“No services without manufacturing.” Being led by a talented economist such as Luca Paolazzi, it’s only natural that it would be the Confindustria Research Centre to shed light on the false dichotomies in growth that drove the uninspired public debate of the 2000s (such as the decline of manufacturing and the rise of the service industry, with the economies of developed nations increasingly “emancipated from any grubby involvement with the physical world”, to use a Paul Krugman quote from 1996 in reference to the dirty, ugly factory). Indeed, the June issue of Confindustria’s Scenari Industriali featured a segment packed with facts and data about the importance of manufacturing, the complementary role played by services and the community, and the rise of “local” industrial policy. The message is clear. A “headquarters economy” specialised solely in the production of high-value services is not sustainable over the long term. In other words, without a “factory economy”, there can be no future even for a significant part of the service industry.
The observations of Confindustria fall within the now-established context of a return to the importance of manufacturing, both in the US (where Obama is emphasising the development of digital technologies as applied to large-scale manufacturing) and in the EU, engaged in establishing a sound “industrial compact” (investing some 150 million euros in the reindustrialisation of Europe to increase manufacturing to 20% of GDP by 2020, which is five percentage points higher than it is now), and point to the rising trend of “reshoring” (or “back-shoring”), i.e. the return of industrial investment from countries where labour costs were low back to their more industrialised countries of origin in search of quality, high value added in manufacturing and competitive excellence in the tools used. (In Italy in recent years, 79 cases of back-shoring and 12 cases of near-shoring, i.e. shifting investing to geographic areas that are very near to the organisation’s headquarters and main production facilities, have been documented.) And why? Because this is the only way to take advantage of sophisticated skills, high-quality supply chains, and a series of innovative services related to production, all of which are essential to the new way of viewing competitiveness.

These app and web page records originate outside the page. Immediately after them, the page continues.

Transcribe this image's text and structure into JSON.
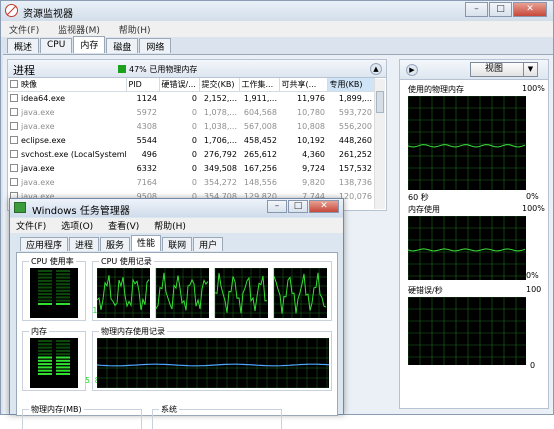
{
  "rm": {
    "title": "资源监视器",
    "window_buttons": {
      "minimize": "–",
      "maximize": "□",
      "close": "✕"
    },
    "menu": [
      "文件(F)",
      "监视器(M)",
      "帮助(H)"
    ],
    "tabs": [
      "概述",
      "CPU",
      "内存",
      "磁盘",
      "网络"
    ],
    "active_tab": "内存",
    "processes": {
      "title": "进程",
      "phys_mem_text": "47% 已用物理内存",
      "collapse_glyph": "▲",
      "columns": [
        "映像",
        "PID",
        "硬错误/...",
        "提交(KB)",
        "工作集...",
        "可共享(...",
        "专用(KB)"
      ],
      "rows": [
        {
          "name": "idea64.exe",
          "pid": "1124",
          "hard": "0",
          "commit": "2,152,...",
          "ws": "1,911,...",
          "share": "11,976",
          "priv": "1,899,...",
          "dim": false
        },
        {
          "name": "java.exe",
          "pid": "5972",
          "hard": "0",
          "commit": "1,078,...",
          "ws": "604,568",
          "share": "10,780",
          "priv": "593,720",
          "dim": true
        },
        {
          "name": "java.exe",
          "pid": "4308",
          "hard": "0",
          "commit": "1,038,...",
          "ws": "567,008",
          "share": "10,808",
          "priv": "556,200",
          "dim": true
        },
        {
          "name": "eclipse.exe",
          "pid": "5544",
          "hard": "0",
          "commit": "1,706,...",
          "ws": "458,452",
          "share": "10,192",
          "priv": "448,260",
          "dim": false
        },
        {
          "name": "svchost.exe (LocalSystemN...",
          "pid": "496",
          "hard": "0",
          "commit": "276,792",
          "ws": "265,612",
          "share": "4,360",
          "priv": "261,252",
          "dim": false
        },
        {
          "name": "java.exe",
          "pid": "6332",
          "hard": "0",
          "commit": "349,508",
          "ws": "167,256",
          "share": "9,724",
          "priv": "157,532",
          "dim": false
        },
        {
          "name": "java.exe",
          "pid": "7164",
          "hard": "0",
          "commit": "354,272",
          "ws": "148,556",
          "share": "9,820",
          "priv": "138,736",
          "dim": true
        },
        {
          "name": "java.exe",
          "pid": "9508",
          "hard": "0",
          "commit": "354,708",
          "ws": "129,820",
          "share": "7,744",
          "priv": "120,076",
          "dim": true
        }
      ]
    },
    "graphs": {
      "expand_glyph": "▶",
      "view_button": "视图",
      "view_dropdown": "▼",
      "g1": {
        "title": "使用的物理内存",
        "max": "100%",
        "min": "0%",
        "time": "60 秒"
      },
      "g2": {
        "title": "内存使用",
        "max": "100%",
        "min": "0%"
      },
      "g3": {
        "title": "硬错误/秒",
        "max": "100",
        "min": "0"
      }
    }
  },
  "tm": {
    "title": "Windows 任务管理器",
    "window_buttons": {
      "minimize": "–",
      "maximize": "□",
      "close": "✕"
    },
    "menu": [
      "文件(F)",
      "选项(O)",
      "查看(V)",
      "帮助(H)"
    ],
    "tabs": [
      "应用程序",
      "进程",
      "服务",
      "性能",
      "联网",
      "用户"
    ],
    "active_tab": "性能",
    "cpu_usage": {
      "label": "CPU 使用率",
      "value": "11 %",
      "level": 0.11
    },
    "cpu_history": {
      "label": "CPU 使用记录"
    },
    "memory": {
      "label": "内存",
      "value": "5.86 GB",
      "level": 0.55
    },
    "mem_history": {
      "label": "物理内存使用记录"
    },
    "phys_mem_mb": {
      "label": "物理内存(MB)"
    },
    "system": {
      "label": "系统"
    }
  }
}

According to Confindustria, demand for services in Italian manufacturing is as high as 17% of total value of production, a level which is uniform across all of the various industries with few exceptions, and leading the way are technical and scientific consulting and analysis (at 33% of all services purchased), followed by transport and sales services (24%) and financial services (10%). Actually, Italian manufacturers themselves generate services of over 6% of total value of production, although this varies significantly from one segment to another, with peaks of higher than 15% in electronic equipment and heavy transport vehicles.
If we look closely at how manufacturing has changed, we clearly see that it is at the heart of a sort of web that unites the factory to business and logistics services, to telecommunications, transport and utilities, to finance and construction, to agriculture and to extraction activities in a complex series of mutually beneficial relationships that involve both the strengths of the districts that feature high levels of specialisation and the capabilities of the value chains and of the so-called “meta-districts”. Indeed, the main strategic role of manufacturing is that of connecting the various nodes of the economy’s production network.

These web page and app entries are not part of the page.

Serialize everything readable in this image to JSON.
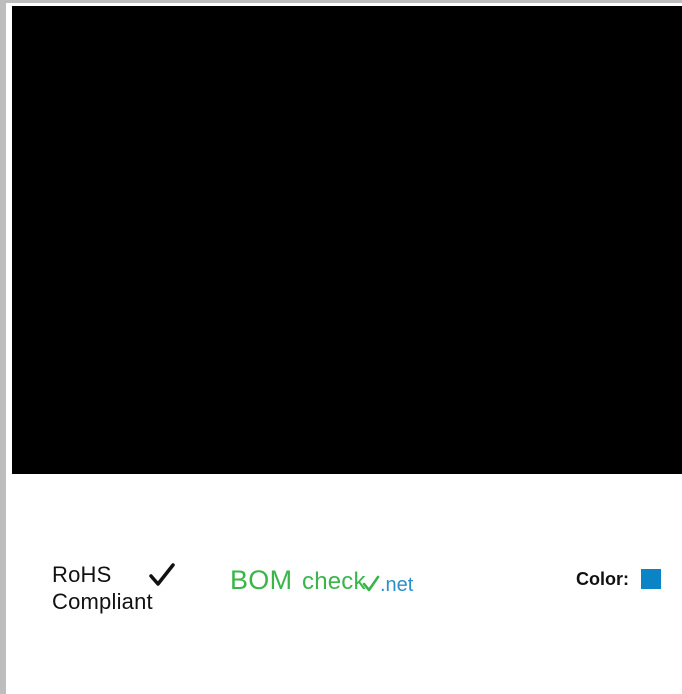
{
  "badges": {
    "rohs": {
      "line1": "RoHS",
      "line2": "Compliant",
      "check_icon": "check-mark-icon"
    },
    "bomcheck": {
      "main": "BOM",
      "check": "check",
      "net": ".net",
      "tick_icon": "green-check-icon",
      "main_color": "#3ab54a",
      "net_color": "#2b8fc9"
    }
  },
  "product": {
    "color_label": "Color:",
    "color_value": "#0b84c6"
  }
}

So we need to get back to manufacturing in Italy and to strengthen those manufacturing skills that we fortunately still possess, to rediscover our “industrial pride” and to again see manufacturing as a means of “redemption” or “liberation” (to use terms from Italian journalism, including a recent work by Filippo Astone about manufacturing, Europe and how to revive the Italian economy). In its recent study, Confindustria confirms the factual bases of the knowledge economy and reiterates the vital interconnections between product manufacturing and the services that both precede and follow the making of the product and that require a certain geographic continuity for the entire process to even take place. In other words, without manufacturing, demand for such services would simply not exist, and without a constant interaction with manufacturing, these services would not advance or improve and knowledge and know-how would not progress.

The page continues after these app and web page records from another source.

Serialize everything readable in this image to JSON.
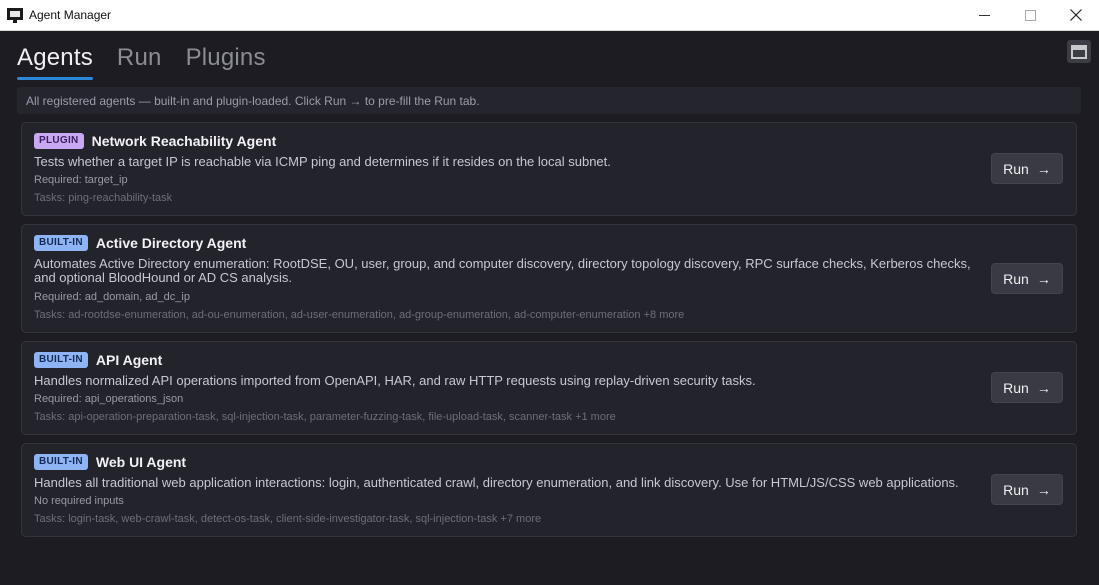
{
  "window": {
    "title": "Agent Manager",
    "controls": [
      "minimize",
      "maximize",
      "close"
    ]
  },
  "tabs": [
    {
      "label": "Agents",
      "active": true
    },
    {
      "label": "Run",
      "active": false
    },
    {
      "label": "Plugins",
      "active": false
    }
  ],
  "layout_toggle_icon": "panel-layout-icon",
  "info": "All registered agents — built-in and plugin-loaded. Click Run → to pre-fill the Run tab.",
  "colors": {
    "accent": "#2b87d8",
    "plugin_badge": "#c9a8f2",
    "builtin_badge": "#8fb4f4",
    "background": "#1c1c22"
  },
  "agents": [
    {
      "badge": "PLUGIN",
      "badge_type": "plugin",
      "name": "Network Reachability Agent",
      "description": "Tests whether a target IP is reachable via ICMP ping and determines if it resides on the local subnet.",
      "required": "Required: target_ip",
      "tasks": "Tasks: ping-reachability-task",
      "run_label": "Run",
      "run_arrow": "→"
    },
    {
      "badge": "BUILT-IN",
      "badge_type": "builtin",
      "name": "Active Directory Agent",
      "description": "Automates Active Directory enumeration: RootDSE, OU, user, group, and computer discovery, directory topology discovery, RPC surface checks, Kerberos checks, and optional BloodHound or AD CS analysis.",
      "required": "Required: ad_domain, ad_dc_ip",
      "tasks": "Tasks: ad-rootdse-enumeration, ad-ou-enumeration, ad-user-enumeration, ad-group-enumeration, ad-computer-enumeration +8 more",
      "run_label": "Run",
      "run_arrow": "→"
    },
    {
      "badge": "BUILT-IN",
      "badge_type": "builtin",
      "name": "API Agent",
      "description": "Handles normalized API operations imported from OpenAPI, HAR, and raw HTTP requests using replay-driven security tasks.",
      "required": "Required: api_operations_json",
      "tasks": "Tasks: api-operation-preparation-task, sql-injection-task, parameter-fuzzing-task, file-upload-task, scanner-task +1 more",
      "run_label": "Run",
      "run_arrow": "→"
    },
    {
      "badge": "BUILT-IN",
      "badge_type": "builtin",
      "name": "Web UI Agent",
      "description": "Handles all traditional web application interactions: login, authenticated crawl, directory enumeration, and link discovery. Use for HTML/JS/CSS web applications.",
      "required": "No required inputs",
      "tasks": "Tasks: login-task, web-crawl-task, detect-os-task, client-side-investigator-task, sql-injection-task +7 more",
      "run_label": "Run",
      "run_arrow": "→"
    }
  ]
}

Hence the sense of urgency for governments to establish industrial policy that goes beyond out-dated and pointless “industry plans” and the current plethora of incentives to focus, instead, on the fundamentals of (high-value) production and of Italy’s competitiveness as a whole, bringing together manufacturing and business services. As Confindustria notes, public action is justified in theory in that it focuses on promoting a progressive aggregation of industrial activities around innovative projects and with a more systemic view – i.e. that involves multiple parties in segments that go beyond just manufacturing – and complementary specialisations. It’s a good start and a road to be followed quickly and effectively and with an emphasis on both the regions of industry and the various European strategies.